Action item:
Supply the number of lines in the data below that hold "apache", and let that number be the whole answer.

== Provided material

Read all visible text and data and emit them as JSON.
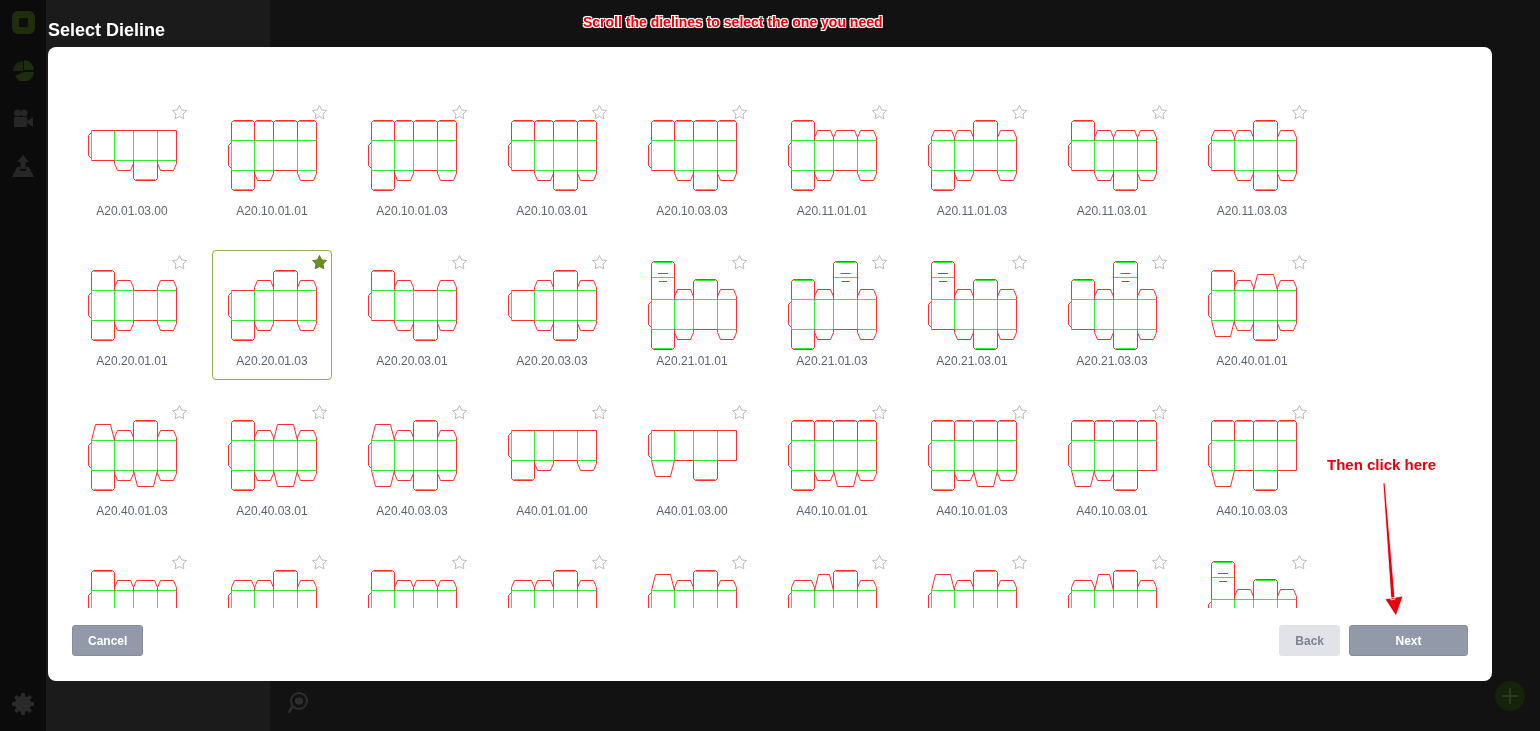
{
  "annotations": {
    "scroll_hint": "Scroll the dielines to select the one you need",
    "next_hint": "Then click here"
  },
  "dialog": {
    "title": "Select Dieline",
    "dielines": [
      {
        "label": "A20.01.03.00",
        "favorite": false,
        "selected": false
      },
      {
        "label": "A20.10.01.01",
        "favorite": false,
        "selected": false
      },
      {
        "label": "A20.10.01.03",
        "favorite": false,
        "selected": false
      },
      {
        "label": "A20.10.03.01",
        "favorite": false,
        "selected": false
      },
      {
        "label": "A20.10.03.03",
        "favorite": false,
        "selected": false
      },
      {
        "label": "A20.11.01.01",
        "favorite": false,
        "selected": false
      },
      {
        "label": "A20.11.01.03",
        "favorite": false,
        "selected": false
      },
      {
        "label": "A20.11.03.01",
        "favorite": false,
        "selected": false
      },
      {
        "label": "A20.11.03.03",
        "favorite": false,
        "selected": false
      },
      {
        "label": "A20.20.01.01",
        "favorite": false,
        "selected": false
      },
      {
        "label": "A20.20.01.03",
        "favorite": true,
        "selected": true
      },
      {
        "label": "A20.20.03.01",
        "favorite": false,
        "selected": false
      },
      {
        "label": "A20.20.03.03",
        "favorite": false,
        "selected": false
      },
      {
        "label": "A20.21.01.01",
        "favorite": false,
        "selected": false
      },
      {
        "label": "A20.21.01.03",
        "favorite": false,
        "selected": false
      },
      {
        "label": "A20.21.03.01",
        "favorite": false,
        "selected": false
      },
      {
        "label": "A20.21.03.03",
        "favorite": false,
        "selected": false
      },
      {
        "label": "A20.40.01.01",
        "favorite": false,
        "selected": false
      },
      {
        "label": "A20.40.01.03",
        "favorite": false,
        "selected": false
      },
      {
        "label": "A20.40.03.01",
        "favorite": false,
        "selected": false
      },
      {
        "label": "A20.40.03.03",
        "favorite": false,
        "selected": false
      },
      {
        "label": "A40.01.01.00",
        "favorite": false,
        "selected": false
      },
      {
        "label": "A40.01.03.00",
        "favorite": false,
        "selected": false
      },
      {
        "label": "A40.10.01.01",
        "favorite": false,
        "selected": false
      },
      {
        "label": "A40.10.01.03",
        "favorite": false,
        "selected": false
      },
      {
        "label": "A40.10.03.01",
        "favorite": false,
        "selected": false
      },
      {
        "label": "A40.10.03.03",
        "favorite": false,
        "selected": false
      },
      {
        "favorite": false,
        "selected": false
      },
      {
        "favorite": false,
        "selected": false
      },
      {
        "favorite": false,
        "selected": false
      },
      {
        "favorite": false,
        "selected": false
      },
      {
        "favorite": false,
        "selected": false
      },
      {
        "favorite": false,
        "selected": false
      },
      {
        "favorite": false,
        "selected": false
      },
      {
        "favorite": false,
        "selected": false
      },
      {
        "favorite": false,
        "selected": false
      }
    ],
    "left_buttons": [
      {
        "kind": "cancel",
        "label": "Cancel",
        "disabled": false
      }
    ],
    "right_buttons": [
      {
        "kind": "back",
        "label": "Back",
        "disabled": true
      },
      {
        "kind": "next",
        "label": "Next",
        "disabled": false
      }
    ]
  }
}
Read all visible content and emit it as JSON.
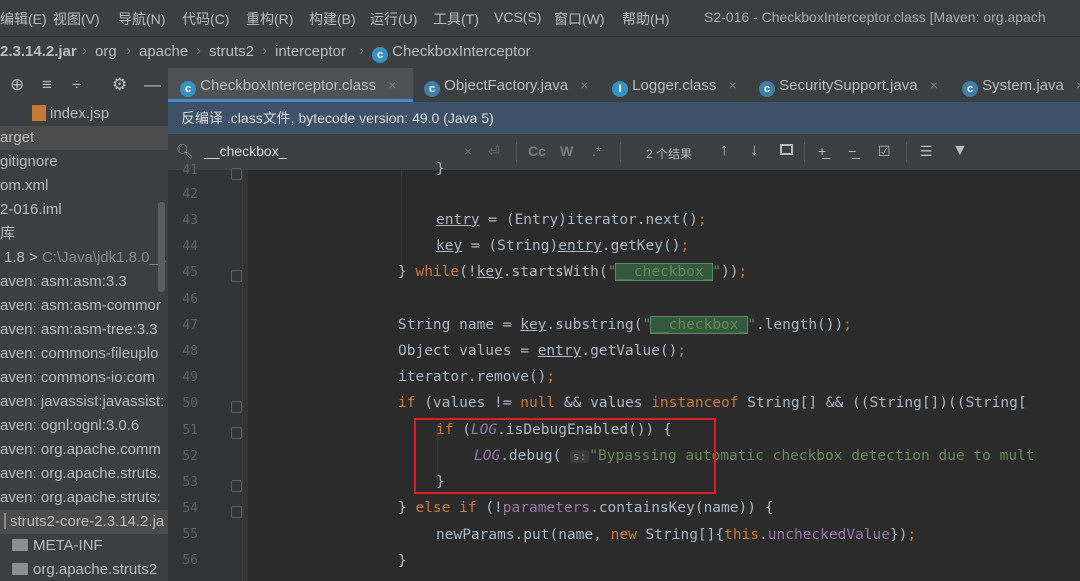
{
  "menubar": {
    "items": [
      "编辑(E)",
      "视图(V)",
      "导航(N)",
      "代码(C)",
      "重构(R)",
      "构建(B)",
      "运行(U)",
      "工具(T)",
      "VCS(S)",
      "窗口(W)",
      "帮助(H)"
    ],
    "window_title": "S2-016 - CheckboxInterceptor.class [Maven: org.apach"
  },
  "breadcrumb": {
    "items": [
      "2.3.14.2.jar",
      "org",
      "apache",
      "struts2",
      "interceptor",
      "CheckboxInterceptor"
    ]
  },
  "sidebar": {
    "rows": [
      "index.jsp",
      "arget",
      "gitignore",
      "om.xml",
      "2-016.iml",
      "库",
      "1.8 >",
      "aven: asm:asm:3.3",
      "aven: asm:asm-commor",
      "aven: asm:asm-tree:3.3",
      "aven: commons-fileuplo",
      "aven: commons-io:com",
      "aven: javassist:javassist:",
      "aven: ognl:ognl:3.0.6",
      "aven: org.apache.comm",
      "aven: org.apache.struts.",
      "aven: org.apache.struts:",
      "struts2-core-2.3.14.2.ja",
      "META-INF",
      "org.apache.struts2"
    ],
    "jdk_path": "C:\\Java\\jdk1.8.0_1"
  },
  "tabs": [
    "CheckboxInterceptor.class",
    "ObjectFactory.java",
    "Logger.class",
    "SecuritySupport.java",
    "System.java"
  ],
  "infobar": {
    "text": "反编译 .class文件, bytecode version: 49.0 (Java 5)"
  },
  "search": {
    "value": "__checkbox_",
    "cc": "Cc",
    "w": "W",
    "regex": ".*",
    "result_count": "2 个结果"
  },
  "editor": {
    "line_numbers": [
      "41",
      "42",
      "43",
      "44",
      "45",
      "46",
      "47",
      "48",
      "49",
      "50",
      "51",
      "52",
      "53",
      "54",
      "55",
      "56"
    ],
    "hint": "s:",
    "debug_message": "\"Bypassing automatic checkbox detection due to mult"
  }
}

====
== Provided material

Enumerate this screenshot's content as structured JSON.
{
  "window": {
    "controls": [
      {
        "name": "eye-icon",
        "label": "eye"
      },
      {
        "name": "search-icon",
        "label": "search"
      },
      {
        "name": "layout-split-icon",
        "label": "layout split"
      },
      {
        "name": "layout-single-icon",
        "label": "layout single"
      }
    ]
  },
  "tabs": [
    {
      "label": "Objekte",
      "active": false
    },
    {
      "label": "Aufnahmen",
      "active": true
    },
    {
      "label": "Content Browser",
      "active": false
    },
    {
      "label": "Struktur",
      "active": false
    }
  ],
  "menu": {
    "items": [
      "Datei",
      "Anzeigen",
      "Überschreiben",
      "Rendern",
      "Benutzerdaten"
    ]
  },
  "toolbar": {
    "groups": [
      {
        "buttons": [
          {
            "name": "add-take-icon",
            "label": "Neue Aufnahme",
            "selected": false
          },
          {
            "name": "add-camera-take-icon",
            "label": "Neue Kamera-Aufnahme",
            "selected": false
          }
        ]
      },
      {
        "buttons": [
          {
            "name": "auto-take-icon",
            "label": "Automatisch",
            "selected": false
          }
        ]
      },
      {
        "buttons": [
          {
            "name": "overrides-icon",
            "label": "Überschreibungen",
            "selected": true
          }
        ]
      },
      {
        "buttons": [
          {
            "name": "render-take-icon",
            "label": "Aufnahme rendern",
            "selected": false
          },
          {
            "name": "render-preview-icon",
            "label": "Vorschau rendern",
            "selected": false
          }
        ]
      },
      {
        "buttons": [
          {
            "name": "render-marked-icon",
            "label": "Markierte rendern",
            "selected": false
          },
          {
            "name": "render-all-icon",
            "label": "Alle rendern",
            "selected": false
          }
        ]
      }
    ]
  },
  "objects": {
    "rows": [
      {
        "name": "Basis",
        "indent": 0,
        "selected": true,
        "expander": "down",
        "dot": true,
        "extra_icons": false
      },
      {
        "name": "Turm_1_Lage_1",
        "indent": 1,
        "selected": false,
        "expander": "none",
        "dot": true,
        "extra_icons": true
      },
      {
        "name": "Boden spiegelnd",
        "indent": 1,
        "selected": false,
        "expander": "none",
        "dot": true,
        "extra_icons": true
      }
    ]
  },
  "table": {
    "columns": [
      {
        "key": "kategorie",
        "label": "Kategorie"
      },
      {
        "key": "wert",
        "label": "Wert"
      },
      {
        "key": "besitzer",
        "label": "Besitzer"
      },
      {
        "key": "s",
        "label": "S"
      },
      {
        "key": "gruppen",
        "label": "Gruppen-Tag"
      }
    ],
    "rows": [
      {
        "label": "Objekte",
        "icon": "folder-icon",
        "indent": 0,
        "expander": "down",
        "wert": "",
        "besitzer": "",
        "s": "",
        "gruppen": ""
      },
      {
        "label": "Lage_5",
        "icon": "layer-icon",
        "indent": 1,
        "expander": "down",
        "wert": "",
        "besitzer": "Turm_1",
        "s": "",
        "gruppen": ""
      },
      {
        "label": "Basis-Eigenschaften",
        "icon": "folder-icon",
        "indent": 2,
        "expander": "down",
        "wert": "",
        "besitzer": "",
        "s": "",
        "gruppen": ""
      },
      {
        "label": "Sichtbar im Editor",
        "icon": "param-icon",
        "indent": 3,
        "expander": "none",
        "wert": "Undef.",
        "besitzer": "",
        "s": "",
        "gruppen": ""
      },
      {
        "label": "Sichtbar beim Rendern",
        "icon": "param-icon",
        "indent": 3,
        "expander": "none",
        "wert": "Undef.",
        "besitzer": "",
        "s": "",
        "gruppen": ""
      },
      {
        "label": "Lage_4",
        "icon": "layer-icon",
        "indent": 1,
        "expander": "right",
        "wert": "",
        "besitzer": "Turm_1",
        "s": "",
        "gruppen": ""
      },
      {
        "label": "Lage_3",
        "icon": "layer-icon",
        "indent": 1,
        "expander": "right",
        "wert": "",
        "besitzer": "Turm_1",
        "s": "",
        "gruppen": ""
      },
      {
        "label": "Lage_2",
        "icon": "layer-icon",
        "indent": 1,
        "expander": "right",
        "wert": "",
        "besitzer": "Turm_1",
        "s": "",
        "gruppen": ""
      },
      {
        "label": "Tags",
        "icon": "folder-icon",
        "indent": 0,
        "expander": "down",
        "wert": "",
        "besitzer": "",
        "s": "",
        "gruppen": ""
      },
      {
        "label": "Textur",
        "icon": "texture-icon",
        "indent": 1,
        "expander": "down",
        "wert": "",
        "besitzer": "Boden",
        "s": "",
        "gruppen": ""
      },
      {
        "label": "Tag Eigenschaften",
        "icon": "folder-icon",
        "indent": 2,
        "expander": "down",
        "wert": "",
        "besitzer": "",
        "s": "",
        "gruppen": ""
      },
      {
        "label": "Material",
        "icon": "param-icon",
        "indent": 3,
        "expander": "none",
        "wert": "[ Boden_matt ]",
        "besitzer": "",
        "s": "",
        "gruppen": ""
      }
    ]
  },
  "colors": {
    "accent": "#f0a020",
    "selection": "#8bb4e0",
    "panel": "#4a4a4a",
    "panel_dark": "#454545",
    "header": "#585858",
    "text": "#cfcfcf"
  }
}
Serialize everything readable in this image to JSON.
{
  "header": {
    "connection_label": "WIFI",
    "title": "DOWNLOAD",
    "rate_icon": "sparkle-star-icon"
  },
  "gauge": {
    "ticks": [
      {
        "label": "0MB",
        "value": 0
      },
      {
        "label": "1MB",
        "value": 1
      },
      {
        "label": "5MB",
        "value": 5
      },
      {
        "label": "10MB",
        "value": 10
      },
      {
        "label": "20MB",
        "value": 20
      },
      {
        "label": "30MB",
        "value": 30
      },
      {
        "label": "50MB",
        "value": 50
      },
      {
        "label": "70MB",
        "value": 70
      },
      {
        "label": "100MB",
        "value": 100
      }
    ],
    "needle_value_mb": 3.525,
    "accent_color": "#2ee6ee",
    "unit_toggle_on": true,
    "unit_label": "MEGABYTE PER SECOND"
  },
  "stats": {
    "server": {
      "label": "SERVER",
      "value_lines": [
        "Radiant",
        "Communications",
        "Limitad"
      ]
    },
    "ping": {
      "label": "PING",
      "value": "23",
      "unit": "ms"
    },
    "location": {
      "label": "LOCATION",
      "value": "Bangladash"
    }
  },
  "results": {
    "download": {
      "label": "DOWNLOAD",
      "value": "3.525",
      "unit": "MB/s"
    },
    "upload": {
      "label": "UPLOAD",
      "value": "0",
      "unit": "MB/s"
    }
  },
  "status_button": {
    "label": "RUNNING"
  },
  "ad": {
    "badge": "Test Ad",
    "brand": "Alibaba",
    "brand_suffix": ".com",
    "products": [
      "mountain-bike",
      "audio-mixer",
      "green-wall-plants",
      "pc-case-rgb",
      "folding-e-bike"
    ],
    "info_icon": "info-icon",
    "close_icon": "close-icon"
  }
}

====

Exercise output:
5